## INSTRUCTIONS TO FOLLOW
Nothing in the entries should be altered. Write them out in full.

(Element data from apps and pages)
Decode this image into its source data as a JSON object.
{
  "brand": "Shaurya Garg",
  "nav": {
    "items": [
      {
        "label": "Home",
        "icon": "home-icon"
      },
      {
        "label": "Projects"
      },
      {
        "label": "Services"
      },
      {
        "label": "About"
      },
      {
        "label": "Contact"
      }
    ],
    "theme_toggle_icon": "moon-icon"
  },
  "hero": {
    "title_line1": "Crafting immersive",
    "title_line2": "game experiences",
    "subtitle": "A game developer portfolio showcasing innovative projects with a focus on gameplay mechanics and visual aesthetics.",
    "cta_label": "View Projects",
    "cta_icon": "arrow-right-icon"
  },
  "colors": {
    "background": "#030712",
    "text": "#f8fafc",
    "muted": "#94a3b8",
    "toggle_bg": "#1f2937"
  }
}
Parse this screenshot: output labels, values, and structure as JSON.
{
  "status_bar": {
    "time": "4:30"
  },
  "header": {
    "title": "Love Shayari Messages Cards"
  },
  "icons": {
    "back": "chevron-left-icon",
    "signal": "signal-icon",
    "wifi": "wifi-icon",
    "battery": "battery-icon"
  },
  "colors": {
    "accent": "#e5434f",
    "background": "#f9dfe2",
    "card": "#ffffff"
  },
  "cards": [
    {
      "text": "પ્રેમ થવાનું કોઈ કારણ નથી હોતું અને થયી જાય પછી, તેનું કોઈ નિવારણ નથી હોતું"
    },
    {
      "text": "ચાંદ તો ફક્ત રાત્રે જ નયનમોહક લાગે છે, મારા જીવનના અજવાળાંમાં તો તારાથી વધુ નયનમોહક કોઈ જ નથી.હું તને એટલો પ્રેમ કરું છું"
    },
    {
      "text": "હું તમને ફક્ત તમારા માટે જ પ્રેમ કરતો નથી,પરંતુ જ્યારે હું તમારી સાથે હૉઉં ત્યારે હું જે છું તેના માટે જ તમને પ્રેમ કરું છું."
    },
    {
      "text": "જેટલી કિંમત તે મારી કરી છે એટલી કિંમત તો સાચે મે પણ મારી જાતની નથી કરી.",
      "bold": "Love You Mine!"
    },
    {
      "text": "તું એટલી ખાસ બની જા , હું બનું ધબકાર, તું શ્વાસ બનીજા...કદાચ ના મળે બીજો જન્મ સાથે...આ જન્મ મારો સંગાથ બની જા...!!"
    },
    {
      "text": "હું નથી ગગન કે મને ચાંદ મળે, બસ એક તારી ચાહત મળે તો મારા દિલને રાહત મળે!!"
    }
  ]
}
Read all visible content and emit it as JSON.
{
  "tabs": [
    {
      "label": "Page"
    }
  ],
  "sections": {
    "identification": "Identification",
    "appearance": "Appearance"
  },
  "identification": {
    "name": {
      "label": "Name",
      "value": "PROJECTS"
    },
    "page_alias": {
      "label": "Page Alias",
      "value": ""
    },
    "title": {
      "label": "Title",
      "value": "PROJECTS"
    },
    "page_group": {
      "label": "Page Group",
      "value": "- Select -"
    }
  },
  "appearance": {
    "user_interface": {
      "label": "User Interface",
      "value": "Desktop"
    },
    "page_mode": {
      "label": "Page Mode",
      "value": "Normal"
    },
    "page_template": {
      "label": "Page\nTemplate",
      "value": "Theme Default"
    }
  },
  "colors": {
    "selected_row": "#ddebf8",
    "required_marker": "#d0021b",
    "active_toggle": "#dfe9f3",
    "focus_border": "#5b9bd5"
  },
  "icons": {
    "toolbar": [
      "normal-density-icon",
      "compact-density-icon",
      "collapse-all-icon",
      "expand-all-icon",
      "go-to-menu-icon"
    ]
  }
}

## PROBLEM SOLUTION
Decode this image into its source data as a JSON object.
{
  "brand": "Shaurya Garg",
  "nav": {
    "items": [
      {
        "label": "Home",
        "icon": "home-icon"
      },
      {
        "label": "Projects"
      },
      {
        "label": "Services"
      },
      {
        "label": "About"
      },
      {
        "label": "Contact"
      }
    ],
    "theme_toggle_icon": "moon-icon"
  },
  "hero": {
    "title_line1": "Crafting immersive",
    "title_line2": "game experiences",
    "subtitle": "A game developer portfolio showcasing innovative projects with a focus on gameplay mechanics and visual aesthetics.",
    "cta_label": "View Projects",
    "cta_icon": "arrow-right-icon"
  },
  "colors": {
    "background": "#030712",
    "text": "#f8fafc",
    "muted": "#94a3b8",
    "toggle_bg": "#1f2937"
  }
}
Parse this screenshot: output labels, values, and structure as JSON.
{
  "status_bar": {
    "time": "4:30"
  },
  "header": {
    "title": "Love Shayari Messages Cards"
  },
  "icons": {
    "back": "chevron-left-icon",
    "signal": "signal-icon",
    "wifi": "wifi-icon",
    "battery": "battery-icon"
  },
  "colors": {
    "accent": "#e5434f",
    "background": "#f9dfe2",
    "card": "#ffffff"
  },
  "cards": [
    {
      "text": "પ્રેમ થવાનું કોઈ કારણ નથી હોતું અને થયી જાય પછી, તેનું કોઈ નિવારણ નથી હોતું"
    },
    {
      "text": "ચાંદ તો ફક્ત રાત્રે જ નયનમોહક લાગે છે, મારા જીવનના અજવાળાંમાં તો તારાથી વધુ નયનમોહક કોઈ જ નથી.હું તને એટલો પ્રેમ કરું છું"
    },
    {
      "text": "હું તમને ફક્ત તમારા માટે જ પ્રેમ કરતો નથી,પરંતુ જ્યારે હું તમારી સાથે હૉઉં ત્યારે હું જે છું તેના માટે જ તમને પ્રેમ કરું છું."
    },
    {
      "text": "જેટલી કિંમત તે મારી કરી છે એટલી કિંમત તો સાચે મે પણ મારી જાતની નથી કરી.",
      "bold": "Love You Mine!"
    },
    {
      "text": "તું એટલી ખાસ બની જા , હું બનું ધબકાર, તું શ્વાસ બનીજા...કદાચ ના મળે બીજો જન્મ સાથે...આ જન્મ મારો સંગાથ બની જા...!!"
    },
    {
      "text": "હું નથી ગગન કે મને ચાંદ મળે, બસ એક તારી ચાહત મળે તો મારા દિલને રાહત મળે!!"
    }
  ]
}
Read all visible content and emit it as JSON.
{
  "tabs": [
    {
      "label": "Page"
    }
  ],
  "sections": {
    "identification": "Identification",
    "appearance": "Appearance"
  },
  "identification": {
    "name": {
      "label": "Name",
      "value": "PROJECTS"
    },
    "page_alias": {
      "label": "Page Alias",
      "value": ""
    },
    "title": {
      "label": "Title",
      "value": "PROJECTS"
    },
    "page_group": {
      "label": "Page Group",
      "value": "- Select -"
    }
  },
  "appearance": {
    "user_interface": {
      "label": "User Interface",
      "value": "Desktop"
    },
    "page_mode": {
      "label": "Page Mode",
      "value": "Normal"
    },
    "page_template": {
      "label": "Page\nTemplate",
      "value": "Theme Default"
    }
  },
  "colors": {
    "selected_row": "#ddebf8",
    "required_marker": "#d0021b",
    "active_toggle": "#dfe9f3",
    "focus_border": "#5b9bd5"
  },
  "icons": {
    "toolbar": [
      "normal-density-icon",
      "compact-density-icon",
      "collapse-all-icon",
      "expand-all-icon",
      "go-to-menu-icon"
    ]
  }
}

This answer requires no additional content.